AT&T is buying Time Warner and reportedly for a price which exceeds $80 billion. At least, that is the plan. AT&T made the announcement on their intent to buy back towards the end of October and ever since, debate has raged over whether the deal will be able to go through. Such a merger would give AT&T a clear route into the TV market, which is something that the company clearly seems intent on and especially following their subsequent announcement detailing their plan to offer a new DIRECTV service for $35 per month, which gives the customers access to more than 100 channels. Needless to say, the assumption is that many of the tier 1 channels could come as a result of that purchase of Time Warner.
Well, it now as looks as though there are some official complaints starting to surface over AT&T's plans as a new report out of Reuters today, details that they have seen a letter sent from the U.S. Federal Communications Commission (FCC) to AT&T. While the bulk of the contents of the letter have not been revealed, the important bits have and that is that the FCC has "serious concerns" over the $35 per month DIRECTV service. The reason being, it could price competitors out of offering competing services.

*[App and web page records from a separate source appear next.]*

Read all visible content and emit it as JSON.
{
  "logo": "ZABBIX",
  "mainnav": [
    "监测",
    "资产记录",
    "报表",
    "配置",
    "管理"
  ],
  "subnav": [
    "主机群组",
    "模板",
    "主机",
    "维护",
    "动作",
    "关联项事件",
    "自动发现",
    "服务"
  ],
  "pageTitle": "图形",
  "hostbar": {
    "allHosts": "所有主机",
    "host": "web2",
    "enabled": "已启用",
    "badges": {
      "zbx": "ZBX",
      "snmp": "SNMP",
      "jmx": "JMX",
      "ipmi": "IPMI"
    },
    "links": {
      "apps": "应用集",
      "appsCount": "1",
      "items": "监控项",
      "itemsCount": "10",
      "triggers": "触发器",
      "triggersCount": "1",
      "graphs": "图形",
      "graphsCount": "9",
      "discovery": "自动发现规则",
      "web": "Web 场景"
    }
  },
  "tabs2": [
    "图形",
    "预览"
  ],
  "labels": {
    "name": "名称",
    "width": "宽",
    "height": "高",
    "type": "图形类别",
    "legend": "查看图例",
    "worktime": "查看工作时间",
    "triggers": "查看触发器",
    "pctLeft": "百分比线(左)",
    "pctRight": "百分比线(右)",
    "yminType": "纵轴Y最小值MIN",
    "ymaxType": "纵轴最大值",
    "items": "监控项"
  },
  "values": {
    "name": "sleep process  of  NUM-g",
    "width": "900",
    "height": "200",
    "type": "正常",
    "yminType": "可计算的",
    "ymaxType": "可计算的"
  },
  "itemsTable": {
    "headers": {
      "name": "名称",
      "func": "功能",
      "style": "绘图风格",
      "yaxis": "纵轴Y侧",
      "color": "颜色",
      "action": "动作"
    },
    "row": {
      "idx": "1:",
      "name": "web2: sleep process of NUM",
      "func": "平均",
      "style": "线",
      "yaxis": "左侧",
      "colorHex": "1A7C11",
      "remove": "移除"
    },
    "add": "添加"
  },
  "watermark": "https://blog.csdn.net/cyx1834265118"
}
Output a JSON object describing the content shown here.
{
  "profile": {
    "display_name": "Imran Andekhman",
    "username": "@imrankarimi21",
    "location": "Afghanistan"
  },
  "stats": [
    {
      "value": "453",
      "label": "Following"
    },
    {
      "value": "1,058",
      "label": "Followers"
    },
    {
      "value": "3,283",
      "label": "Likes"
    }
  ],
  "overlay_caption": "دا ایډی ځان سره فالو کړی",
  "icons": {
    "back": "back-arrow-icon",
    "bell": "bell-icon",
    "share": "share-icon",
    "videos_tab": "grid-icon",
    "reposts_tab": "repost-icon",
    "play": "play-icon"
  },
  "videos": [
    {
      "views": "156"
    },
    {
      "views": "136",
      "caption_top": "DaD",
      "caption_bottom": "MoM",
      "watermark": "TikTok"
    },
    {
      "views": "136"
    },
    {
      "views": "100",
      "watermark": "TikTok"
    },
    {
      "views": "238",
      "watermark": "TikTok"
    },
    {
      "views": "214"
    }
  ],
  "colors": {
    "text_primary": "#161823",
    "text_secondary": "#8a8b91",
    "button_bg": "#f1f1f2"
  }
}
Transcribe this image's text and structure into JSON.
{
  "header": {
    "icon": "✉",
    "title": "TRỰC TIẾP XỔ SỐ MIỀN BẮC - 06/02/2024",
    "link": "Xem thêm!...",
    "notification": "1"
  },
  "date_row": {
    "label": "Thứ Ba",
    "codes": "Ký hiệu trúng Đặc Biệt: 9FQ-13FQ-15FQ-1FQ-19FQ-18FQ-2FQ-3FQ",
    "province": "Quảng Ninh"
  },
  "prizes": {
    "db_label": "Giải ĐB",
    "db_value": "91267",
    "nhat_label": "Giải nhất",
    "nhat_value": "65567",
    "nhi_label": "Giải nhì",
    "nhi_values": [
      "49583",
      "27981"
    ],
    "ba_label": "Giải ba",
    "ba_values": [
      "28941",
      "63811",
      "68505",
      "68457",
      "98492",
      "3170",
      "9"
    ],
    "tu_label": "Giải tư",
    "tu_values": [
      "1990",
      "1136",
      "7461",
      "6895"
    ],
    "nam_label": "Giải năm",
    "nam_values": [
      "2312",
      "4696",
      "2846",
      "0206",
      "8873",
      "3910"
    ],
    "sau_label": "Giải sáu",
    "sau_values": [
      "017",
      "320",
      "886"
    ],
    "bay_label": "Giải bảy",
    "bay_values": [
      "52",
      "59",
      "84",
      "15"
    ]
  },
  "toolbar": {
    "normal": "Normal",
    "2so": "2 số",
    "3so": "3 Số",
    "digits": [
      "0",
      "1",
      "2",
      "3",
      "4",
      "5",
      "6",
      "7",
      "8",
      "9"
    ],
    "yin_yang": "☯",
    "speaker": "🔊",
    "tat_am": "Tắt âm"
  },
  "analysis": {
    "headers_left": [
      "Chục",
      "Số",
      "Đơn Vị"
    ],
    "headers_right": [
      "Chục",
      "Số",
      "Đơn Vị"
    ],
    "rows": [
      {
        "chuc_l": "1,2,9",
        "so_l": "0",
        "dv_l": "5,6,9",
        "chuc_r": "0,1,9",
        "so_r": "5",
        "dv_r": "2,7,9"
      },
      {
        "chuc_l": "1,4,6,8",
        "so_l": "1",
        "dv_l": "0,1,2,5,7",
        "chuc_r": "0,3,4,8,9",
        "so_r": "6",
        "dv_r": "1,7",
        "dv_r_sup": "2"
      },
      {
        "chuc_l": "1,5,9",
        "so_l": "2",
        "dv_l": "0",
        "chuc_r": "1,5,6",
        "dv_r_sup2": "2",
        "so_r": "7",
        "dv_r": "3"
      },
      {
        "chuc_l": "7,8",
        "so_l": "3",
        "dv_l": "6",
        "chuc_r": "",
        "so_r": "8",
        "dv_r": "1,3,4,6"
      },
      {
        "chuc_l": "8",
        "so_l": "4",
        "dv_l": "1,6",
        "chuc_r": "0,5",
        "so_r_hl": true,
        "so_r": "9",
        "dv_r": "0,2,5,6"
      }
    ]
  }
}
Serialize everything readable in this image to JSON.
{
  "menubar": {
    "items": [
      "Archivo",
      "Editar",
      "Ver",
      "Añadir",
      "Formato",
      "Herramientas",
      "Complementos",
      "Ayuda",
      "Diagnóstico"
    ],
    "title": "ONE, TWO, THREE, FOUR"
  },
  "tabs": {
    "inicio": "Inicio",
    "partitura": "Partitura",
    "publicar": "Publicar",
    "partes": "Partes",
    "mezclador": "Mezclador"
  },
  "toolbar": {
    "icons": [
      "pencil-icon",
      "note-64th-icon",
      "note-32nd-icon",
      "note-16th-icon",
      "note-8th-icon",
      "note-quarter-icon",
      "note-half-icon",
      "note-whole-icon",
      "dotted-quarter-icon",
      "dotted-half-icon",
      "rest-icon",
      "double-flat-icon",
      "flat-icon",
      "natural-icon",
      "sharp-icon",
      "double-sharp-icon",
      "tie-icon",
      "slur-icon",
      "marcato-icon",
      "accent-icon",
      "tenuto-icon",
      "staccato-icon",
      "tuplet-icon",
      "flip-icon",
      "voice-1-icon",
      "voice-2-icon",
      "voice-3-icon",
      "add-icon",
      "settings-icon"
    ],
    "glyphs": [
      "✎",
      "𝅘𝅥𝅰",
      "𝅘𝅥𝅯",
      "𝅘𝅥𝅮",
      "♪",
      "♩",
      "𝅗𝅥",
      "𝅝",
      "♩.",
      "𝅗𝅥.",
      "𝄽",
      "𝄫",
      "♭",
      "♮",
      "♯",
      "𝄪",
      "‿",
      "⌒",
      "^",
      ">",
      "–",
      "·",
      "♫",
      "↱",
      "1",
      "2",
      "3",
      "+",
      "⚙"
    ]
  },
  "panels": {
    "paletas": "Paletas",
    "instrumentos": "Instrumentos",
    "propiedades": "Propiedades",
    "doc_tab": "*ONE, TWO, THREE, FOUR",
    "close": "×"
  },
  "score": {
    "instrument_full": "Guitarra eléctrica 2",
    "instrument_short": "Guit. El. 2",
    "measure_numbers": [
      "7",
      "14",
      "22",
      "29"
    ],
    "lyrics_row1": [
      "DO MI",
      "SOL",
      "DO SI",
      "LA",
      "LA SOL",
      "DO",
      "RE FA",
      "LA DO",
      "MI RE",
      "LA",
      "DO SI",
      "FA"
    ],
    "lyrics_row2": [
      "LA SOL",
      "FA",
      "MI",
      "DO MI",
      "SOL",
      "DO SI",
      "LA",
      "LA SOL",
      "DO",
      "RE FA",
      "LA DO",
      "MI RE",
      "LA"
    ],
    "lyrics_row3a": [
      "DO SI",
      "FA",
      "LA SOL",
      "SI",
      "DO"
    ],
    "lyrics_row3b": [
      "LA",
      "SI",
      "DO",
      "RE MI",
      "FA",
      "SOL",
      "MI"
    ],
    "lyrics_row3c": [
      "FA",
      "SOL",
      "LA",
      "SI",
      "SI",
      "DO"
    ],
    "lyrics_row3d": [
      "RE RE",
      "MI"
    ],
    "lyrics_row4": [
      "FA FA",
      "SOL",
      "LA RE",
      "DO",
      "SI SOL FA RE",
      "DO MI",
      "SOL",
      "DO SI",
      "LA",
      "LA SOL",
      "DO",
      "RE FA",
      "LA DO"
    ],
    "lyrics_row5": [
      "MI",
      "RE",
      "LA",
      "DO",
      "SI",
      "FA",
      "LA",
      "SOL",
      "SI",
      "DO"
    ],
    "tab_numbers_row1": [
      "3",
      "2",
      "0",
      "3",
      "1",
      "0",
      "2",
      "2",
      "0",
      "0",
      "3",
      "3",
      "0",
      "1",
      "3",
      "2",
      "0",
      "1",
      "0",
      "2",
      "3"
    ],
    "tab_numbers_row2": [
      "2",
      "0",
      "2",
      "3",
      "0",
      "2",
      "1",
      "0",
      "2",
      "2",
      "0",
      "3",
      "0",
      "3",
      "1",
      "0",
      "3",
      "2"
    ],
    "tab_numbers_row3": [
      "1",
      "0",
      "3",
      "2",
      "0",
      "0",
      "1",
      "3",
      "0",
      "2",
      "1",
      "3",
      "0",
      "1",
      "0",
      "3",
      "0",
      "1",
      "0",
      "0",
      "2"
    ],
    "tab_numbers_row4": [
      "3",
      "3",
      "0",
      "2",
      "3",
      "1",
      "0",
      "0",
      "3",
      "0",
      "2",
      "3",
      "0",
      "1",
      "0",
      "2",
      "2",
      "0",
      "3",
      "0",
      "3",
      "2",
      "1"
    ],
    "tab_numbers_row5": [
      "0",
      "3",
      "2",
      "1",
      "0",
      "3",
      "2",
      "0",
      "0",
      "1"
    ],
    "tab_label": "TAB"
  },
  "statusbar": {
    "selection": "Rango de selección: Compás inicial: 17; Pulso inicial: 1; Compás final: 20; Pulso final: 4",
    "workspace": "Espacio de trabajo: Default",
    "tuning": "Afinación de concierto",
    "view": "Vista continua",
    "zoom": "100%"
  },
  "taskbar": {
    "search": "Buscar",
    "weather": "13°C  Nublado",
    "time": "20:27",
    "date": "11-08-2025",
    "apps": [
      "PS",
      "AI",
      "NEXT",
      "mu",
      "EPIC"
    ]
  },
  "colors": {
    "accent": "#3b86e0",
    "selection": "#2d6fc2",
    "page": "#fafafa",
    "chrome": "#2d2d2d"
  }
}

As you might expect, the logic behind this is that the new AT&T service could be falling foul of the FCC's net neutrality regulations. What the FCC particularly are concerned about is whether the service (which will also be accessible via a free and zero-rated app) will prove to be significantly more affordably than competing services. While that sounds good from the consumer point of view, as cheaper is better, the issue is that if other companies cannot compete, then the market no longer remains 'fair'. As the current reports notes, the letter is said to state that the service "may obstruct competition and harm consumers". As a result, it also seems to be the case that the FCC has given AT&T until November 21 to reply to the letter and its criticisms and presumably, explain how the service will not be in breach of those net neutrality regulations.